(HOW TO COMPLETE THIS TASK)
Throughout the listing below, copy each line containing "钻文件夹加密大师".
[Start of section]
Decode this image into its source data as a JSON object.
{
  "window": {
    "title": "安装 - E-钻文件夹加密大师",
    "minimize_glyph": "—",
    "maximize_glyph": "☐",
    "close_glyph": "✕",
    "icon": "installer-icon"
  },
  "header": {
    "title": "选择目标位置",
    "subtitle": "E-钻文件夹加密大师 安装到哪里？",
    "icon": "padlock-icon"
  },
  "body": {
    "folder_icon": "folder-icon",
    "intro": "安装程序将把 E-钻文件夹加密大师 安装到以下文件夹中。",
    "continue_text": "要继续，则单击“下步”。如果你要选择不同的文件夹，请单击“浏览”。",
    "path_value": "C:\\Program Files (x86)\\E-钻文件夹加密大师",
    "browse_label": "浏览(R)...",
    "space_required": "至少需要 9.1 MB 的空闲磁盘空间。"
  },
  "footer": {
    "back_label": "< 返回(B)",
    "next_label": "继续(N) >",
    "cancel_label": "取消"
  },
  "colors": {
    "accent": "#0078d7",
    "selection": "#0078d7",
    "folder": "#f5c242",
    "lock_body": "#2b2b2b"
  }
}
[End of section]
(RESULT FOR THIS EXERCISE)
    "title": "安装 - E-钻文件夹加密大师",
    "subtitle": "E-钻文件夹加密大师 安装到哪里？",
    "intro": "安装程序将把 E-钻文件夹加密大师 安装到以下文件夹中。",
    "path_value": "C:\\Program Files (x86)\\E-钻文件夹加密大师",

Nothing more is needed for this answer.